There’s a particular freedom in working collaboratively. “We tease out some of our ego and self-consciousness and enjoy the surprise of what happens when we work together and with others,” the sisters said.

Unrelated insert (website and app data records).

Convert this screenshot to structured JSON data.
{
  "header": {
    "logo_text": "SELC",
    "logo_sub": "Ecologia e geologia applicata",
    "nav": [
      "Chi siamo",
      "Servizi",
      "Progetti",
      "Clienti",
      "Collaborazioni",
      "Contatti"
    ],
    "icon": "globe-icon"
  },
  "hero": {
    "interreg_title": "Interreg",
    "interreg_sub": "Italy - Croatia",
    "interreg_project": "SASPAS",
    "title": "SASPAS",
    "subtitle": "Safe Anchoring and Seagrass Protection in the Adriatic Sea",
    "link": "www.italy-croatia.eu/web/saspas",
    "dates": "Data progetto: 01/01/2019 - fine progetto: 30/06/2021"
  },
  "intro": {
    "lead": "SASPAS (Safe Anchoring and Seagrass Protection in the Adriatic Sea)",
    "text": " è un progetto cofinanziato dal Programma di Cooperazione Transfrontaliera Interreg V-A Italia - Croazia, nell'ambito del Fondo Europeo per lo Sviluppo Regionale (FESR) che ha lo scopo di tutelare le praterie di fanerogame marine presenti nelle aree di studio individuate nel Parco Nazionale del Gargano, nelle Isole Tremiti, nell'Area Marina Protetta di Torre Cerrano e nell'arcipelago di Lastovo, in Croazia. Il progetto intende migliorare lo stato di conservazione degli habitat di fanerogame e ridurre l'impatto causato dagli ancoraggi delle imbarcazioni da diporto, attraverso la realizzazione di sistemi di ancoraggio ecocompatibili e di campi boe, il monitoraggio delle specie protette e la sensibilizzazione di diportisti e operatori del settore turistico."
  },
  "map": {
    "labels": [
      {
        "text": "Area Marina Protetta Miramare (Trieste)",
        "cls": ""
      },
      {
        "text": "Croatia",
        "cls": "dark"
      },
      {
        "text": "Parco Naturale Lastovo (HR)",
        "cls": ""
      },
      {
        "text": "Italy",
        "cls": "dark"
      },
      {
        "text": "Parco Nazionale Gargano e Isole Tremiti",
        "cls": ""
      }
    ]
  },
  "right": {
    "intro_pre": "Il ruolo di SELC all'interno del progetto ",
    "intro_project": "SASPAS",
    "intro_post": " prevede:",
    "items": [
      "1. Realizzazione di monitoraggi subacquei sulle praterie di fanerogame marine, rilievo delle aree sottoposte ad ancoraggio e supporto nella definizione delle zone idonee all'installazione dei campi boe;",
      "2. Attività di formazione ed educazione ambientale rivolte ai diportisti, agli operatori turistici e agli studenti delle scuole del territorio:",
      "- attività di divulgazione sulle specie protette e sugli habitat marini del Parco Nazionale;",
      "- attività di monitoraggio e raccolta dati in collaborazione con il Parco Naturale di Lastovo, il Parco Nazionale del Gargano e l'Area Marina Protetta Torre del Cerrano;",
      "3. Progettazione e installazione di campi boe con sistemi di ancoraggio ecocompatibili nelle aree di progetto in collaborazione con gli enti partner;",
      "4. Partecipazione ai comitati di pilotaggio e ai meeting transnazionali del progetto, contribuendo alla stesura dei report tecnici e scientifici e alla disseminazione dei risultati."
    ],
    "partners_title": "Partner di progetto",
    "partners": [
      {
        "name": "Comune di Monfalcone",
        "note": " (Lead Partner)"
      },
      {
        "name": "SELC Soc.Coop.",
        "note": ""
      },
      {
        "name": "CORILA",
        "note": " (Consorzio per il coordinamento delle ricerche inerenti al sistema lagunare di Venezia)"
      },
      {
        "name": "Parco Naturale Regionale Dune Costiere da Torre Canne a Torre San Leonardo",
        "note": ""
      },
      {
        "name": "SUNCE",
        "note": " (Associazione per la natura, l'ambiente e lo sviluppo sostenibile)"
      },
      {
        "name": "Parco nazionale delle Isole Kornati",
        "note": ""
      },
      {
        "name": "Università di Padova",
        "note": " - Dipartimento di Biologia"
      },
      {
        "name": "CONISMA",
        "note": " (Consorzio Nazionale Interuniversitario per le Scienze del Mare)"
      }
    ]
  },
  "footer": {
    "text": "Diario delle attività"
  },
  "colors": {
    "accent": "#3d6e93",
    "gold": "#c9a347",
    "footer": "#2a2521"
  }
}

UMFA’s big reopening<br>The Utah Museum of Fine Arts will reopen, after being closed for 19 months, with a two-day public celebration Saturday and Sunday, Aug. 26 and 27.<br>The museum will be open from 10 a.m. to midnight Saturday and from 10 a.m. to 5 p.m. Sunday.<br>Here is a schedule of events for the weekend.<br>—<br>Saturday’s events<br>10 a.m. • Behind-the-scenes collections tour (ages 12 and up; limit 20 visitors per tour; sign up at welcome desk starting an hour before tour)<br>10 a.m.-noon • “Let’s Take Shape Together!” activity with Las Hermanas Iglesias; ACME Lab in the Emma Eccles Jones Education Center<br>Noon • Curator Pick gallery tours — American and regional, modern and contemporary, or south Asian (limit 20 visitors per tour; sign up at welcome desk starting an hour before tour)<br>1 p.m. • Behind-the-scenes collections tour (ages 12 and up; limit 20 visitors per tour; sign up at welcome desk starting an hour before tour)<br>1 p.m. • “HERE, HERE” opening bash piñata activity with Las Hermanas Iglesias; outside museum<br>2 p.m. • The Bboy Federation performs “73 ’Til Infinity”; Great Hall<br>4 p.m. • Curator Pick gallery tours — European, Ilse Bing (photography) or Chinese (limit 20 visitors per tour; sign up at welcome desk starting an hour before tour)<br>4 p.m. • Behind-the-scenes collections tour (ages 12 and up; limit 20 visitors per tour; sign up at welcome desk starting an hour before tour)<br>5 and 7 p.m. • Film screening: “The Legacy of Frida Kahlo,” co-presented with Utah Film Center; Dumke Auditorium<br>8 p.m.-midnight • Dance party, powered by ArtsPass<br>—<br>Sunday’s events<br>10 a.m. • Yoga, with Jendar Marie Morales; Great Hall<br>10 a.m.-noon • “Let’s Take Shape Together!” activity with Las Hermanas Iglesias; ACME Lab in the Emma Eccles Jones Education Center<br>Noon • Behind-the-scenes collections tour (ages 12 and up; limit 20 visitors per tour; sign up at welcome desk starting an hour before tour)<br>Noon • Curator Pick gallery tours — American and regional, modern and contemporary, or ancient Mesoamerican (limit 20 visitors per tour; sign up at welcome desk starting an hour before tour)<br>2 p.m. • “SENSEational: Accessing Art Through the Senses”; modern and contemporary gallery<br>3 p.m. • Film screening: “Boy and the World,” co-presented with Utah Film Center; Dunke Auditorium<br>3 p.m. • Katie Porter, clarinetist, performs; modern and contemporary gallery<br>4 p.m. • Behind-the-scenes collections tour (ages 12 and up; limit 20 visitors per tour; sign up at welcome desk starting an hour before tour)<br>4 p.m. • Curator Pick gallery tours — European, Ilse Bing (photography) or ancient Mediterranean (limit 20 visitors per tour; sign up at welcome desk starting an hour before tour)<br>—<br>Ongoing events<br>Family Art Making • 10 a.m. to 5 p.m., both days, Emma Eccles Jones Education Classroom<br>Family Backpacks • Check one out in the lobby, 10 a.m. to 9 p.m., both days<br>Pop-up Docent Talks • Throughout the weekend<br>The Museum Store • Open 10 a.m. to 8:30 p.m. Saturday, 10 a.m. to 5 p.m. Sunday<br>The Museum Café • Open 10 a.m. to 5 p.m. both days